The USS Stockham (DD-683) was commissioned by the U.S. Navy for nearly a decade and a half in the mid-20th century, but remained on the Navy list for over three decades. She was named for Captain Fred William Stockham who served with the United States Marine Corps in World War I. Stockham was designated as a member of the Fletcher class of destroyers.
Stockham was laid down at San Francisco, California by the Bethlehem Steel Corporation in December 1942, launched in June 1943, and commissioned in February 1944 with Commander E. P. Holmes in command. Carrying a crew of 273, Stockham was 376 feet, five inches long and armed with ten 21-inch torpedo tubes, five 5-inch anti-aircraft guns, four 20-millimeter anti-aircraft guns, and four 1.1 inch anti-aircraft guns.
Stockham reported for duty at Pearl Harbor in April, and was deployed to the Marshall Islands in late May 1944. In June, Stockham participated in pre-invasion bombardments at Saipan and then sailed for the Mariana Islands to take part in the Battle of the Philippine Sea, where she engaged in combat with Japanese airplanes. The destroyer then operated during the Saipan and Tinian occupations in the summer and then patrolled off Guam to defend the invasion fleet.
Stockham protected aircraft carriers and troops at Leyte Gulf in October, particularly during the Cape Engano phase. She alternated between combat in the Philippines and provisioning and upkeep at Ulithi, and served with the carriers when strikes on Japan began in January 1945. During the invasion of Okinawa in April, Stockham helped defend the fleet against kamikazes and helped escort damaged ships like Pittsburgh out of the battle zone.
Stockham served during the bombardments of Japan in July and August and operated with minesweepers while the occupation ensued.
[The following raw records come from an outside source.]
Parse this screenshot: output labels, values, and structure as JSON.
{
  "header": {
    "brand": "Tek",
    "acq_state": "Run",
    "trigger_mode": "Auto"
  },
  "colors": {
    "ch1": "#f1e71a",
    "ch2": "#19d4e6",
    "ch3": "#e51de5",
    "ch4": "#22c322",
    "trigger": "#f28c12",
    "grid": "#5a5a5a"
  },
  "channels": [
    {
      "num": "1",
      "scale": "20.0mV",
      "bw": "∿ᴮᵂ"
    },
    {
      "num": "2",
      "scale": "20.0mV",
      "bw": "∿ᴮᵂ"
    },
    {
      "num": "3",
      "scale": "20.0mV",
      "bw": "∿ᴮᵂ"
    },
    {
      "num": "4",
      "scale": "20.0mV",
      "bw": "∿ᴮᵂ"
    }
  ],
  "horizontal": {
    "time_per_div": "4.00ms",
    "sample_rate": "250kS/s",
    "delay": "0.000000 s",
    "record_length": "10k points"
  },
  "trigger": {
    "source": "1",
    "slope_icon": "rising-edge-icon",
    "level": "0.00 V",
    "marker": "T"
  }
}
She returned to the west coast in October and was decommissioned soon after at San Diego. Stockham returned to service in 1950, based out of Newport, Rhode Island, and spent December 1953 until July 1954 circumnavigating the world. Overhauled at Boston in 1955, Stockham then operated with the Atlantic Fleet, and began a year of service in the Mediterranean starting in February 1956. The destroyer then returned to Newport and was decommissioned in September 1957, struck from the Navy list in December 1974, and sunk off Puerto Rico in February 1977.
Asbestos Risk on the USS Stockham (DD-683)
The U.S. Navy deployed asbestos extensively until around 1979 as an insulator and to fireproof compartments aboard all ships. This heavy dependence on asbestos products placed many sailors at risk for serious illnesses later in life. The link between naval service and asbestos disease is well established, and has allowed many Navy veterans with mesothelioma to collect compensation for their injury.
Stockham used asbestos in nearly every compartment. Engineering sections were the most polluted, as boilers, generators, turbines, and pumps all contained asbestos parts and insulation. The galleys on board were fireproofed with asbestos materials. Asbestos fibers were also woven into ropes and mixed into cements and adhesives. Nearly every veteran of Stockham was exposed to asbestos during his service.Sources
Haze Gray & Underway. Dictionary of American Naval Fighting Ships. DD-683.
http://www.hazegray.org/danfs/destroy/dd683txt.htm) Retrieved 3 February 2011.
NavSource Naval History. USS Stockham (DD-683).